Where does the word "from" occur in the entries below? Copy every line that has it.

::: Data for review :::

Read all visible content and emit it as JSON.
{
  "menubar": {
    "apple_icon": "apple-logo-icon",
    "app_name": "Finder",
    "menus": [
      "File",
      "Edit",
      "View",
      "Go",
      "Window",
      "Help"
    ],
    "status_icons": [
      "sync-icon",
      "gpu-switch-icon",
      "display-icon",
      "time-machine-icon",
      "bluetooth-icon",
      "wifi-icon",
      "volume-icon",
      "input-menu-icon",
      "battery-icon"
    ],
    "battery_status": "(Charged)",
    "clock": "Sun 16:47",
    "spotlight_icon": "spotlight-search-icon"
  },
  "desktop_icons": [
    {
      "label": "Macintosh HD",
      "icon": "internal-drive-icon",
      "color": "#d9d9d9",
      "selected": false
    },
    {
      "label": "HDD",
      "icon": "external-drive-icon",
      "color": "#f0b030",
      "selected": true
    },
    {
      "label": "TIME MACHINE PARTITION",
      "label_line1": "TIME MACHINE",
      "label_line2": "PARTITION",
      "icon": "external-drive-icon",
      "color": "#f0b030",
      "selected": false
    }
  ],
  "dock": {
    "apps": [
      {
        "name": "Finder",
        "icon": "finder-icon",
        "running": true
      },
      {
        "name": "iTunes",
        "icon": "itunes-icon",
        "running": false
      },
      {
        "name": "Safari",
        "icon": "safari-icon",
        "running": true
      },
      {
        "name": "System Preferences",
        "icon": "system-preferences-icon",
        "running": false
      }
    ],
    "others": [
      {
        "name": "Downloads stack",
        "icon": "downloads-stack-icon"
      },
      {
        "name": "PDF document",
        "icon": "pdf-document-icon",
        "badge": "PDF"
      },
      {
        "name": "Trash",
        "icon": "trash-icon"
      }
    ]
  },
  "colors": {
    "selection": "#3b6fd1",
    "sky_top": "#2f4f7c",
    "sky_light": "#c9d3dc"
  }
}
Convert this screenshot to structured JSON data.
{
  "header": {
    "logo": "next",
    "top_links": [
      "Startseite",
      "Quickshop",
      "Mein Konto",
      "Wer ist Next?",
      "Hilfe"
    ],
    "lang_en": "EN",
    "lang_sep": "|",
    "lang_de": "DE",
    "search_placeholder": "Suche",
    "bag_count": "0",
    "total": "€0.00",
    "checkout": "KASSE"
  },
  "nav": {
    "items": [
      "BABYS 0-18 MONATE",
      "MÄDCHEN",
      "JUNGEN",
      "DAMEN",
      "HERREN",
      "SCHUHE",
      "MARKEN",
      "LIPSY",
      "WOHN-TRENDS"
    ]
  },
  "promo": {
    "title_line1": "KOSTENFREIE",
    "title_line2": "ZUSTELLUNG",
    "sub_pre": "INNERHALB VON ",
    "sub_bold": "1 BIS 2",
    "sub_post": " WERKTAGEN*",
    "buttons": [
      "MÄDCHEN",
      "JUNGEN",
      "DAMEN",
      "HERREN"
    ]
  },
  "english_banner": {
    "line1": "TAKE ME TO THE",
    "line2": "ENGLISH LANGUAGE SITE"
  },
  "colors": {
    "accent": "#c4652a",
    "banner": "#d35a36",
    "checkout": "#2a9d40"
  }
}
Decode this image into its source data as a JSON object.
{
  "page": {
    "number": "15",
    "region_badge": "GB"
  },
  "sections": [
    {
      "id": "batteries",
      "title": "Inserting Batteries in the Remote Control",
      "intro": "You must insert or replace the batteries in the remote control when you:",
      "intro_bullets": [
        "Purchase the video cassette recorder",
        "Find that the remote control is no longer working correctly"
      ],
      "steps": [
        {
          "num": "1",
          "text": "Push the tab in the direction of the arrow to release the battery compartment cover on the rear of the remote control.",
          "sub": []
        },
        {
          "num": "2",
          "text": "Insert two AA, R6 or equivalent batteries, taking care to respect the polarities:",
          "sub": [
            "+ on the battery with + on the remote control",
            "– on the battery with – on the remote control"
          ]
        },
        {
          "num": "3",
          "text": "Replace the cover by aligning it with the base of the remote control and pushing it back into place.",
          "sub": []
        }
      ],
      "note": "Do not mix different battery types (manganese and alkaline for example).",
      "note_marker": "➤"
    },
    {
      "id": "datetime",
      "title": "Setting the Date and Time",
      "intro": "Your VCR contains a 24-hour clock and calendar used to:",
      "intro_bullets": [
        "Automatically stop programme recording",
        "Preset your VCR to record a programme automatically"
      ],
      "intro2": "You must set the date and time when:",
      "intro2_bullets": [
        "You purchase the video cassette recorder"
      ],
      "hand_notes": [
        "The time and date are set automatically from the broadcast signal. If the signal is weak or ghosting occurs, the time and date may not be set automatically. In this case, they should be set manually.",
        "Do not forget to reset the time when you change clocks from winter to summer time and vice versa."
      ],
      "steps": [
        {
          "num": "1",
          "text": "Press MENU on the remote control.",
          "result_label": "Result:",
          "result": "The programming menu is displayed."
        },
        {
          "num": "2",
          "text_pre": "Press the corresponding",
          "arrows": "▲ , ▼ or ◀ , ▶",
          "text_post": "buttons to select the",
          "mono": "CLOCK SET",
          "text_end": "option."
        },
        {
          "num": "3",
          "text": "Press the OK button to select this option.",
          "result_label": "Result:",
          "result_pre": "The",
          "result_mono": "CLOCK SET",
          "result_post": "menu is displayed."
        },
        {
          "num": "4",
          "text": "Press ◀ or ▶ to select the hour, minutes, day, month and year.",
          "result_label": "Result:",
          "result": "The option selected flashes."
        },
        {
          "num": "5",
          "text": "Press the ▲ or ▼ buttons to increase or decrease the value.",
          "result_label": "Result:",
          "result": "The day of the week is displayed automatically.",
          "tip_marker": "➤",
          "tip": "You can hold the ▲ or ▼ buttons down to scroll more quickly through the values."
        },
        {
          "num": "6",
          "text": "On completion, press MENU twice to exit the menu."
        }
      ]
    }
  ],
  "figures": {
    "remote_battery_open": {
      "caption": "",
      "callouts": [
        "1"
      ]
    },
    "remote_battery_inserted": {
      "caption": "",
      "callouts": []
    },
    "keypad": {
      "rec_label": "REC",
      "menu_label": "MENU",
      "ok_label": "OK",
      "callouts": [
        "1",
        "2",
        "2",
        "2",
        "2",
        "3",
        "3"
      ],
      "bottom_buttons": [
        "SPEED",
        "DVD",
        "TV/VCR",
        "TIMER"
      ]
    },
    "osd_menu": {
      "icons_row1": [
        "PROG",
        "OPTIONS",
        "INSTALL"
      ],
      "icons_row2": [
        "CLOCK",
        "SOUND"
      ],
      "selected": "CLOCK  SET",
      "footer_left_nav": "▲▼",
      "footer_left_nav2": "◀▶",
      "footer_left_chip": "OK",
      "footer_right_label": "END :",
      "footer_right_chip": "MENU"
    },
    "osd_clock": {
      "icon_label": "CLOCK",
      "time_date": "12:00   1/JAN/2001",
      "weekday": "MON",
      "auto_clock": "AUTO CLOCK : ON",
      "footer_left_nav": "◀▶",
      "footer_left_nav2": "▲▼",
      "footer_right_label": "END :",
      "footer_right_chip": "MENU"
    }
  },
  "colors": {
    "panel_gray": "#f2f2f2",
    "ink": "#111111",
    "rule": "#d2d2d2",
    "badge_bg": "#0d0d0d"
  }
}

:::

» Written solution
        "The time and date are set automatically from the broadcast signal. If the signal is weak or ghosting occurs, the time and date may not be set automatically. In this case, they should be set manually.",
        "Do not forget to reset the time when you change clocks from winter to summer time and vice versa."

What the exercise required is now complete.